Let me tell you, the invisible part of the story would perhaps remain outside the ambit of the television cameras. Before Anna's fast began, Arvind's office had turned into a war room. I am really amazed by the kind of work that his team of young activists put in. They wrote the Jan Lokpal bill draft, which kept on being revised every now and then.
They entertained visitors (whose numbers multiplied as time went by), answering umpteen phone calls, sms', emails and comments on Facebook. They prepared the banners and placards and organised subsequent meetings. Volunteers joined in and did a remarkable job. It wasn't easy, if you can understand what I mean. But it was all happening because the man who led from the front -- Arvind Kajriwal -- had set the standards.
Image: A supporter of social activist Anna Hazare holds a placard in front of a portrait of Mahatma Gandhi during a protest
Photographs: Krishnendu Halder/Reuters
'Don't underestimate the power of the people'
Do you think you will get similar response again at Jantar Mantar if the debate on the Lokpal bill collapses?
I can't predict anything. Even on April 5, we did not know we will get such a response. Look, we did something.
Do you think the joint-committee will be able to finalise the draft of the Lokpal bill?
It will happen if the government is honest. There is nothing to stop this joint-committee to set up a precedent for the nation to look up to. People talk about democratic norms. Where were those norms when the Right to Information Act was debated? Few people decided and they imposed their version on the country. There are some civil society leaders who are not happy with the formation of joint drafting committee. It doesn't matter. Just because you have a hotline with (Congress President) Sonia Gandhi doesn't mean only you represent civil society. That feeling must go.
Why did your dialogue with the National Advisory Committee fail?
Even at the meeting, we got the message that the idea of a joint-committee is unconstitutional. We disagreed completely on the issue. The NAC also said that the draft prepared by the IAC was unacceptable to them. We were ready to discuss it. We were open to making changes. We said that process of drafting must go on. I think there was some ego problem.
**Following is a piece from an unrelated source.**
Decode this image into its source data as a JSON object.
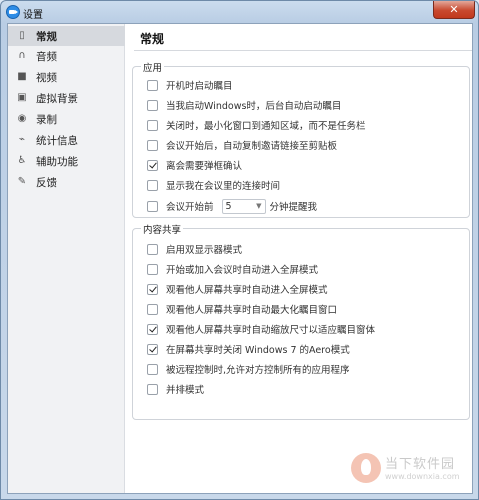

If and when it happens will you give credit for it to Anna Hazare?
There is no denying the fact that Anna has played a crucial role. The Antony sub-committee and Sibal said such an idea (having civil society members in a government committee to draft a bill) is unconstitutional. Now, they have agreed to have five members and also give the co-chairman's post to civil members.
When we called for volunteers in New Delhi more than 52,000 people responded to the call. Don't underestimate the power of the people. Anna Hazare has emerged as a national mascot, a symbol against corruption. The people will eventually triumph.
Image: A supporter of social activist Anna Hazare writes on a canvas during a campaign against corruption
Photographs: Adnan Abidi/Reuters